[App and web page records]

______________________________

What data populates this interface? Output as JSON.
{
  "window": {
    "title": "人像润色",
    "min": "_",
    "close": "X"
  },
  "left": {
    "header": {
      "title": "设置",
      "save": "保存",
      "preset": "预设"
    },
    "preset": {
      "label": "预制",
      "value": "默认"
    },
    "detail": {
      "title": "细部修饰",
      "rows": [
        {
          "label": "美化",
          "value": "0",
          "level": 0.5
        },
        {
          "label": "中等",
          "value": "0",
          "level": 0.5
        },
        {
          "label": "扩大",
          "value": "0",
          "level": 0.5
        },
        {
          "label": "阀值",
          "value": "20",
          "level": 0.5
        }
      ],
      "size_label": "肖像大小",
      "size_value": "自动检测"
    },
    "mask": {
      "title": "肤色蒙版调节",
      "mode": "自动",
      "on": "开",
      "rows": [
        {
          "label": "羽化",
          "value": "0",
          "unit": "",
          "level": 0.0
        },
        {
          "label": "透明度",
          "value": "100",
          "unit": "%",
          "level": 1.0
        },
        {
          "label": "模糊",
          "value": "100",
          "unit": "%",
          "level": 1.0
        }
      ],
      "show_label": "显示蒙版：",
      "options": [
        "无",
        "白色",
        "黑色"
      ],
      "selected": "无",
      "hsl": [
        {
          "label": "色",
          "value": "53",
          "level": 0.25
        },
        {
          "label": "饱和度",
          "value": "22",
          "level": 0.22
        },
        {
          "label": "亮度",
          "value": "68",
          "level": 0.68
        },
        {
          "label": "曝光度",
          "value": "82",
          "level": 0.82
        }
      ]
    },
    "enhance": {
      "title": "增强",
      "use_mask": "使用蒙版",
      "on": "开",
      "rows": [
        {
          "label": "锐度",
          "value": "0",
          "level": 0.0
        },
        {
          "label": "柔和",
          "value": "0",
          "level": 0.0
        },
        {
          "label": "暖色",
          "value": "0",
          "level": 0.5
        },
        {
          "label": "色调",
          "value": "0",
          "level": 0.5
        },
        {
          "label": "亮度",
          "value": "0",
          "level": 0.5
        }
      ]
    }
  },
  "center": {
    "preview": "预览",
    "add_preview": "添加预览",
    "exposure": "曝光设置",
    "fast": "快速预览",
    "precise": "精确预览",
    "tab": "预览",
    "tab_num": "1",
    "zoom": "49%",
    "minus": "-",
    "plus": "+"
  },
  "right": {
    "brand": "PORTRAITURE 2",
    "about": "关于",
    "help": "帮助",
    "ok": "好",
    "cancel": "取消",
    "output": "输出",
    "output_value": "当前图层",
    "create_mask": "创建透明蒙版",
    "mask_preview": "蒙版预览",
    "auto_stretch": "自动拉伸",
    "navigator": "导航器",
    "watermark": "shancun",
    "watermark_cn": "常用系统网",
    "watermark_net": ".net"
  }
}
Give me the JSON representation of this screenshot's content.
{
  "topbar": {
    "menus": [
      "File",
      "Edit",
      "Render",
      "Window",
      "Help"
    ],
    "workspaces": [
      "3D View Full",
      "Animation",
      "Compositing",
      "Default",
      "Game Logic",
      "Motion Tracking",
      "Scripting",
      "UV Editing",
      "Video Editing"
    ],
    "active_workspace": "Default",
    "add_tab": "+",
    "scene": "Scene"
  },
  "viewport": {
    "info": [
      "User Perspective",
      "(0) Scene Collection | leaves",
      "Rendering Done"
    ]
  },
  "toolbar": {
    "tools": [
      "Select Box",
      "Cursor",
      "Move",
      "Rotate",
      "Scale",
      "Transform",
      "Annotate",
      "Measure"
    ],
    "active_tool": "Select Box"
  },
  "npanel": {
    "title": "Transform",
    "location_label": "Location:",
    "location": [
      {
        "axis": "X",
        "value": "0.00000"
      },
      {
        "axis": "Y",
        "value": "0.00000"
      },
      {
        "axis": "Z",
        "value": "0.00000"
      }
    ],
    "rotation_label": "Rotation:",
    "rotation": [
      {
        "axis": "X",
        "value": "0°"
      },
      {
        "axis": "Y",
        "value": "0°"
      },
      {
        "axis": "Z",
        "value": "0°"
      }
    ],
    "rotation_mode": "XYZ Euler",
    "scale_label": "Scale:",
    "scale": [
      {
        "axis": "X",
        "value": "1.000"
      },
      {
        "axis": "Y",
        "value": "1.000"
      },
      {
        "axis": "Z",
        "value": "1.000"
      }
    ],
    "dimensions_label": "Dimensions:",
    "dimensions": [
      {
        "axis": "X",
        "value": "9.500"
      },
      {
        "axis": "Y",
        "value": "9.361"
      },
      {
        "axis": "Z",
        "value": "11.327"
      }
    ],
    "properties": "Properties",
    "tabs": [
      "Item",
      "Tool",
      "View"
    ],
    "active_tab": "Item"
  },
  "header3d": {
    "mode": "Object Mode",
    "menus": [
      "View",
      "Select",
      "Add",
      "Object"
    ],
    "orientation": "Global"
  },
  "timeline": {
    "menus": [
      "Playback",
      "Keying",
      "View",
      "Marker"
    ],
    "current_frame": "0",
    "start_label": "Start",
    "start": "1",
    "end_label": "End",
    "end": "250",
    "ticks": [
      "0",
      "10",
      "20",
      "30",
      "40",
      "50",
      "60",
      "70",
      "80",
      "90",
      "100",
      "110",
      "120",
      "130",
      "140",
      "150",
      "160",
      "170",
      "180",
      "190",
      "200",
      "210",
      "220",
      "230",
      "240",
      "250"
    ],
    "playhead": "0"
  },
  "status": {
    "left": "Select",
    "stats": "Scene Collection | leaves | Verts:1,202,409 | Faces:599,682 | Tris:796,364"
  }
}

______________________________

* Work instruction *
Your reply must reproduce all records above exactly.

* Reply to the task *
What data populates this interface? Output as JSON.
{
  "window": {
    "title": "人像润色",
    "min": "_",
    "close": "X"
  },
  "left": {
    "header": {
      "title": "设置",
      "save": "保存",
      "preset": "预设"
    },
    "preset": {
      "label": "预制",
      "value": "默认"
    },
    "detail": {
      "title": "细部修饰",
      "rows": [
        {
          "label": "美化",
          "value": "0",
          "level": 0.5
        },
        {
          "label": "中等",
          "value": "0",
          "level": 0.5
        },
        {
          "label": "扩大",
          "value": "0",
          "level": 0.5
        },
        {
          "label": "阀值",
          "value": "20",
          "level": 0.5
        }
      ],
      "size_label": "肖像大小",
      "size_value": "自动检测"
    },
    "mask": {
      "title": "肤色蒙版调节",
      "mode": "自动",
      "on": "开",
      "rows": [
        {
          "label": "羽化",
          "value": "0",
          "unit": "",
          "level": 0.0
        },
        {
          "label": "透明度",
          "value": "100",
          "unit": "%",
          "level": 1.0
        },
        {
          "label": "模糊",
          "value": "100",
          "unit": "%",
          "level": 1.0
        }
      ],
      "show_label": "显示蒙版：",
      "options": [
        "无",
        "白色",
        "黑色"
      ],
      "selected": "无",
      "hsl": [
        {
          "label": "色",
          "value": "53",
          "level": 0.25
        },
        {
          "label": "饱和度",
          "value": "22",
          "level": 0.22
        },
        {
          "label": "亮度",
          "value": "68",
          "level": 0.68
        },
        {
          "label": "曝光度",
          "value": "82",
          "level": 0.82
        }
      ]
    },
    "enhance": {
      "title": "增强",
      "use_mask": "使用蒙版",
      "on": "开",
      "rows": [
        {
          "label": "锐度",
          "value": "0",
          "level": 0.0
        },
        {
          "label": "柔和",
          "value": "0",
          "level": 0.0
        },
        {
          "label": "暖色",
          "value": "0",
          "level": 0.5
        },
        {
          "label": "色调",
          "value": "0",
          "level": 0.5
        },
        {
          "label": "亮度",
          "value": "0",
          "level": 0.5
        }
      ]
    }
  },
  "center": {
    "preview": "预览",
    "add_preview": "添加预览",
    "exposure": "曝光设置",
    "fast": "快速预览",
    "precise": "精确预览",
    "tab": "预览",
    "tab_num": "1",
    "zoom": "49%",
    "minus": "-",
    "plus": "+"
  },
  "right": {
    "brand": "PORTRAITURE 2",
    "about": "关于",
    "help": "帮助",
    "ok": "好",
    "cancel": "取消",
    "output": "输出",
    "output_value": "当前图层",
    "create_mask": "创建透明蒙版",
    "mask_preview": "蒙版预览",
    "auto_stretch": "自动拉伸",
    "navigator": "导航器",
    "watermark": "shancun",
    "watermark_cn": "常用系统网",
    "watermark_net": ".net"
  }
}
Give me the JSON representation of this screenshot's content.
{
  "topbar": {
    "menus": [
      "File",
      "Edit",
      "Render",
      "Window",
      "Help"
    ],
    "workspaces": [
      "3D View Full",
      "Animation",
      "Compositing",
      "Default",
      "Game Logic",
      "Motion Tracking",
      "Scripting",
      "UV Editing",
      "Video Editing"
    ],
    "active_workspace": "Default",
    "add_tab": "+",
    "scene": "Scene"
  },
  "viewport": {
    "info": [
      "User Perspective",
      "(0) Scene Collection | leaves",
      "Rendering Done"
    ]
  },
  "toolbar": {
    "tools": [
      "Select Box",
      "Cursor",
      "Move",
      "Rotate",
      "Scale",
      "Transform",
      "Annotate",
      "Measure"
    ],
    "active_tool": "Select Box"
  },
  "npanel": {
    "title": "Transform",
    "location_label": "Location:",
    "location": [
      {
        "axis": "X",
        "value": "0.00000"
      },
      {
        "axis": "Y",
        "value": "0.00000"
      },
      {
        "axis": "Z",
        "value": "0.00000"
      }
    ],
    "rotation_label": "Rotation:",
    "rotation": [
      {
        "axis": "X",
        "value": "0°"
      },
      {
        "axis": "Y",
        "value": "0°"
      },
      {
        "axis": "Z",
        "value": "0°"
      }
    ],
    "rotation_mode": "XYZ Euler",
    "scale_label": "Scale:",
    "scale": [
      {
        "axis": "X",
        "value": "1.000"
      },
      {
        "axis": "Y",
        "value": "1.000"
      },
      {
        "axis": "Z",
        "value": "1.000"
      }
    ],
    "dimensions_label": "Dimensions:",
    "dimensions": [
      {
        "axis": "X",
        "value": "9.500"
      },
      {
        "axis": "Y",
        "value": "9.361"
      },
      {
        "axis": "Z",
        "value": "11.327"
      }
    ],
    "properties": "Properties",
    "tabs": [
      "Item",
      "Tool",
      "View"
    ],
    "active_tab": "Item"
  },
  "header3d": {
    "mode": "Object Mode",
    "menus": [
      "View",
      "Select",
      "Add",
      "Object"
    ],
    "orientation": "Global"
  },
  "timeline": {
    "menus": [
      "Playback",
      "Keying",
      "View",
      "Marker"
    ],
    "current_frame": "0",
    "start_label": "Start",
    "start": "1",
    "end_label": "End",
    "end": "250",
    "ticks": [
      "0",
      "10",
      "20",
      "30",
      "40",
      "50",
      "60",
      "70",
      "80",
      "90",
      "100",
      "110",
      "120",
      "130",
      "140",
      "150",
      "160",
      "170",
      "180",
      "190",
      "200",
      "210",
      "220",
      "230",
      "240",
      "250"
    ],
    "playhead": "0"
  },
  "status": {
    "left": "Select",
    "stats": "Scene Collection | leaves | Verts:1,202,409 | Faces:599,682 | Tris:796,364"
  }
}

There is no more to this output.